SUPPLIED DATA START

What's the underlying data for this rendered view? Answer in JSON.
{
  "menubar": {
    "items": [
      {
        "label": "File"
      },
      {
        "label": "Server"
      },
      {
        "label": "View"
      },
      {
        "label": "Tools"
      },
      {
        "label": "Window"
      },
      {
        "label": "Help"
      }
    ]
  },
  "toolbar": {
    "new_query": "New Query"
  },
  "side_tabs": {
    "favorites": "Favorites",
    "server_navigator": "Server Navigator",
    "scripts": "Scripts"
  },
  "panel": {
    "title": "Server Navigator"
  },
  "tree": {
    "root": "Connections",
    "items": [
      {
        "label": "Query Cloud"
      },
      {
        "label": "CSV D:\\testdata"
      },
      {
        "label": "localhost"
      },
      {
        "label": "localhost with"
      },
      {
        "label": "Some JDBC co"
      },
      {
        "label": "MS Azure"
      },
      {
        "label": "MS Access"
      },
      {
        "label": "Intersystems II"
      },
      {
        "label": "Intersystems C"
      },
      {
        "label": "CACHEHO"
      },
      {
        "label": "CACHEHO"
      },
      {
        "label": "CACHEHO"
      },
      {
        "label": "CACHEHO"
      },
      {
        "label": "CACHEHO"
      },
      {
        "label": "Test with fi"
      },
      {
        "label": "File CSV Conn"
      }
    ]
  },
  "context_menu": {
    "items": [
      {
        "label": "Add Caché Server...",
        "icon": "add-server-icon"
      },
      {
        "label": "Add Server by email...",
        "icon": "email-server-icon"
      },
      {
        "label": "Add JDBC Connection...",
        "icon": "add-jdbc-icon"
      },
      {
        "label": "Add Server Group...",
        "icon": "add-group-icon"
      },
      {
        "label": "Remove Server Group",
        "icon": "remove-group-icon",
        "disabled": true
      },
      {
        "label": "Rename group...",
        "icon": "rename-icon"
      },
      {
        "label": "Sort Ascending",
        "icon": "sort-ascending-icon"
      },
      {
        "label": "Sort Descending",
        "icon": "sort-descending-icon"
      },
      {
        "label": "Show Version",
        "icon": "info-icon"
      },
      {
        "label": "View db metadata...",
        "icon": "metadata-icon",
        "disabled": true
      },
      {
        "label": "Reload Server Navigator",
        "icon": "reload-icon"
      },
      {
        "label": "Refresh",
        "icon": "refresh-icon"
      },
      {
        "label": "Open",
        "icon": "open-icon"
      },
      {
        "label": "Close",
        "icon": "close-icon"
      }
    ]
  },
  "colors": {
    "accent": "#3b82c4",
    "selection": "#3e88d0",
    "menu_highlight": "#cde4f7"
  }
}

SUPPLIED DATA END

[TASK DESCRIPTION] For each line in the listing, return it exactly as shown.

[EXERCISE RESULT]
What's the underlying data for this rendered view? Answer in JSON.
{
  "menubar": {
    "items": [
      {
        "label": "File"
      },
      {
        "label": "Server"
      },
      {
        "label": "View"
      },
      {
        "label": "Tools"
      },
      {
        "label": "Window"
      },
      {
        "label": "Help"
      }
    ]
  },
  "toolbar": {
    "new_query": "New Query"
  },
  "side_tabs": {
    "favorites": "Favorites",
    "server_navigator": "Server Navigator",
    "scripts": "Scripts"
  },
  "panel": {
    "title": "Server Navigator"
  },
  "tree": {
    "root": "Connections",
    "items": [
      {
        "label": "Query Cloud"
      },
      {
        "label": "CSV D:\\testdata"
      },
      {
        "label": "localhost"
      },
      {
        "label": "localhost with"
      },
      {
        "label": "Some JDBC co"
      },
      {
        "label": "MS Azure"
      },
      {
        "label": "MS Access"
      },
      {
        "label": "Intersystems II"
      },
      {
        "label": "Intersystems C"
      },
      {
        "label": "CACHEHO"
      },
      {
        "label": "CACHEHO"
      },
      {
        "label": "CACHEHO"
      },
      {
        "label": "CACHEHO"
      },
      {
        "label": "CACHEHO"
      },
      {
        "label": "Test with fi"
      },
      {
        "label": "File CSV Conn"
      }
    ]
  },
  "context_menu": {
    "items": [
      {
        "label": "Add Caché Server...",
        "icon": "add-server-icon"
      },
      {
        "label": "Add Server by email...",
        "icon": "email-server-icon"
      },
      {
        "label": "Add JDBC Connection...",
        "icon": "add-jdbc-icon"
      },
      {
        "label": "Add Server Group...",
        "icon": "add-group-icon"
      },
      {
        "label": "Remove Server Group",
        "icon": "remove-group-icon",
        "disabled": true
      },
      {
        "label": "Rename group...",
        "icon": "rename-icon"
      },
      {
        "label": "Sort Ascending",
        "icon": "sort-ascending-icon"
      },
      {
        "label": "Sort Descending",
        "icon": "sort-descending-icon"
      },
      {
        "label": "Show Version",
        "icon": "info-icon"
      },
      {
        "label": "View db metadata...",
        "icon": "metadata-icon",
        "disabled": true
      },
      {
        "label": "Reload Server Navigator",
        "icon": "reload-icon"
      },
      {
        "label": "Refresh",
        "icon": "refresh-icon"
      },
      {
        "label": "Open",
        "icon": "open-icon"
      },
      {
        "label": "Close",
        "icon": "close-icon"
      }
    ]
  },
  "colors": {
    "accent": "#3b82c4",
    "selection": "#3e88d0",
    "menu_highlight": "#cde4f7"
  }
}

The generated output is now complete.